On Wednesday, the new President of Costa Rica, Rodrigo Chaves, and the Minister of Health, Jocelyn Chacón, confirmed that the vaccine against covid-19 will not be mandatory in Costa Rica.
Chaves had promised that when his term began on 8 May he would end the mandatory Covid injection policy. In his first decree after taking office, Chaves dropped his country’s mask mandate and the requirement that public employees get vaccinated.
In November 2021, Costa Rica became the first country in the world to announce it would make Covid injections mandatory for children. Costa Rica has long mandated vaccines, and such requirements are supported by the country’s laws. However, three months after the announcement, Costa Ricans were still bitterly divided over mandatory Covid injections for children.
“Today [3 August] vaccines are no longer mandatory and any action against someone who does not want to be vaccinated is a violation of the law,” the president emphasised.
The announcement came after almost 93% of Costa Ricans had their first dose, 87% had a second, 51% a third and 10% a fourth dose, according to the Caja Costarricense de Seguro Social – the Costa Rican Social Security Fund which is in charge of most of the nation’s public health sector.

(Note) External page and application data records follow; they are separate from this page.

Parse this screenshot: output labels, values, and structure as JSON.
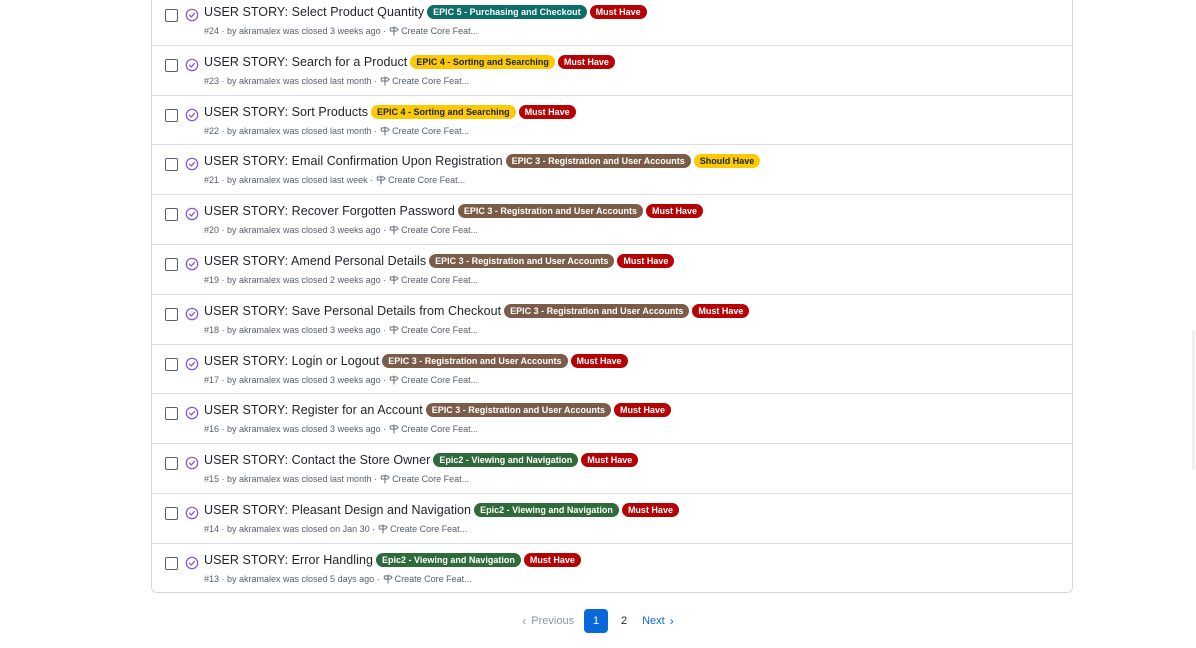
{
  "issues": [
    {
      "title": "USER STORY: Select Product Quantity",
      "labels": [
        {
          "text": "EPIC 5 - Purchasing and Checkout",
          "bg": "#0e6e6a",
          "fg": "#ffffff"
        },
        {
          "text": "Must Have",
          "bg": "#b60205",
          "fg": "#ffffff"
        }
      ],
      "meta": "#24 · by akramalex was closed 3 weeks ago ·",
      "milestone": "Create Core Feat..."
    },
    {
      "title": "USER STORY: Search for a Product",
      "labels": [
        {
          "text": "EPIC 4 - Sorting and Searching",
          "bg": "#fbca04",
          "fg": "#1f2328"
        },
        {
          "text": "Must Have",
          "bg": "#b60205",
          "fg": "#ffffff"
        }
      ],
      "meta": "#23 · by akramalex was closed last month ·",
      "milestone": "Create Core Feat..."
    },
    {
      "title": "USER STORY: Sort Products",
      "labels": [
        {
          "text": "EPIC 4 - Sorting and Searching",
          "bg": "#fbca04",
          "fg": "#1f2328"
        },
        {
          "text": "Must Have",
          "bg": "#b60205",
          "fg": "#ffffff"
        }
      ],
      "meta": "#22 · by akramalex was closed last month ·",
      "milestone": "Create Core Feat..."
    },
    {
      "title": "USER STORY: Email Confirmation Upon Registration",
      "labels": [
        {
          "text": "EPIC 3 - Registration and User Accounts",
          "bg": "#7a5c48",
          "fg": "#ffffff"
        },
        {
          "text": "Should Have",
          "bg": "#fbca04",
          "fg": "#1f2328"
        }
      ],
      "meta": "#21 · by akramalex was closed last week ·",
      "milestone": "Create Core Feat..."
    },
    {
      "title": "USER STORY: Recover Forgotten Password",
      "labels": [
        {
          "text": "EPIC 3 - Registration and User Accounts",
          "bg": "#7a5c48",
          "fg": "#ffffff"
        },
        {
          "text": "Must Have",
          "bg": "#b60205",
          "fg": "#ffffff"
        }
      ],
      "meta": "#20 · by akramalex was closed 3 weeks ago ·",
      "milestone": "Create Core Feat..."
    },
    {
      "title": "USER STORY: Amend Personal Details",
      "labels": [
        {
          "text": "EPIC 3 - Registration and User Accounts",
          "bg": "#7a5c48",
          "fg": "#ffffff"
        },
        {
          "text": "Must Have",
          "bg": "#b60205",
          "fg": "#ffffff"
        }
      ],
      "meta": "#19 · by akramalex was closed 2 weeks ago ·",
      "milestone": "Create Core Feat..."
    },
    {
      "title": "USER STORY: Save Personal Details from Checkout",
      "labels": [
        {
          "text": "EPIC 3 - Registration and User Accounts",
          "bg": "#7a5c48",
          "fg": "#ffffff"
        },
        {
          "text": "Must Have",
          "bg": "#b60205",
          "fg": "#ffffff"
        }
      ],
      "meta": "#18 · by akramalex was closed 3 weeks ago ·",
      "milestone": "Create Core Feat..."
    },
    {
      "title": "USER STORY: Login or Logout",
      "labels": [
        {
          "text": "EPIC 3 - Registration and User Accounts",
          "bg": "#7a5c48",
          "fg": "#ffffff"
        },
        {
          "text": "Must Have",
          "bg": "#b60205",
          "fg": "#ffffff"
        }
      ],
      "meta": "#17 · by akramalex was closed 3 weeks ago ·",
      "milestone": "Create Core Feat..."
    },
    {
      "title": "USER STORY: Register for an Account",
      "labels": [
        {
          "text": "EPIC 3 - Registration and User Accounts",
          "bg": "#7a5c48",
          "fg": "#ffffff"
        },
        {
          "text": "Must Have",
          "bg": "#b60205",
          "fg": "#ffffff"
        }
      ],
      "meta": "#16 · by akramalex was closed 3 weeks ago ·",
      "milestone": "Create Core Feat..."
    },
    {
      "title": "USER STORY: Contact the Store Owner",
      "labels": [
        {
          "text": "Epic2 - Viewing and Navigation",
          "bg": "#2f6b3a",
          "fg": "#ffffff"
        },
        {
          "text": "Must Have",
          "bg": "#b60205",
          "fg": "#ffffff"
        }
      ],
      "meta": "#15 · by akramalex was closed last month ·",
      "milestone": "Create Core Feat..."
    },
    {
      "title": "USER STORY: Pleasant Design and Navigation",
      "labels": [
        {
          "text": "Epic2 - Viewing and Navigation",
          "bg": "#2f6b3a",
          "fg": "#ffffff"
        },
        {
          "text": "Must Have",
          "bg": "#b60205",
          "fg": "#ffffff"
        }
      ],
      "meta": "#14 · by akramalex was closed on Jan 30 ·",
      "milestone": "Create Core Feat..."
    },
    {
      "title": "USER STORY: Error Handling",
      "labels": [
        {
          "text": "Epic2 - Viewing and Navigation",
          "bg": "#2f6b3a",
          "fg": "#ffffff"
        },
        {
          "text": "Must Have",
          "bg": "#b60205",
          "fg": "#ffffff"
        }
      ],
      "meta": "#13 · by akramalex was closed 5 days ago ·",
      "milestone": "Create Core Feat..."
    }
  ],
  "pagination": {
    "previous": "Previous",
    "pages": [
      "1",
      "2"
    ],
    "current": "1",
    "next": "Next"
  },
  "colors": {
    "closed_icon": "#8250df",
    "accent": "#0969da"
  }
}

As well as the immediate end to compulsory vaccination Chaves said that there will be an investigation into the contracts signed by the previous government as he believes excessive amounts of doses were purchased.
According to the World Health Organisation, as of 29 July 2022, a total of 11,504,591 vaccine doses had been administered in a country with an estimated population of 5,2 million. The previous government of Carlos Alvarado signed contracts with Pfizer and AstraZeneca.
“We are going to investigate why it is that they bought so many vaccines when the information was that the market had been saturated,” Chaves said in his weekly press conference after the Governing Council.
According to Chacón, there was an intention of the Commission to “force people to get vaccinated to spend the vaccines,” which, at first, she did not want to believe but said that now “I see it differently.”
As of Wednesday, AstraZeneca had completed delivery according to their contract, but Pfizer had not. With Chaves’ decision, deliveries of vaccines pending in the Pfizer contract were suspended until further notice.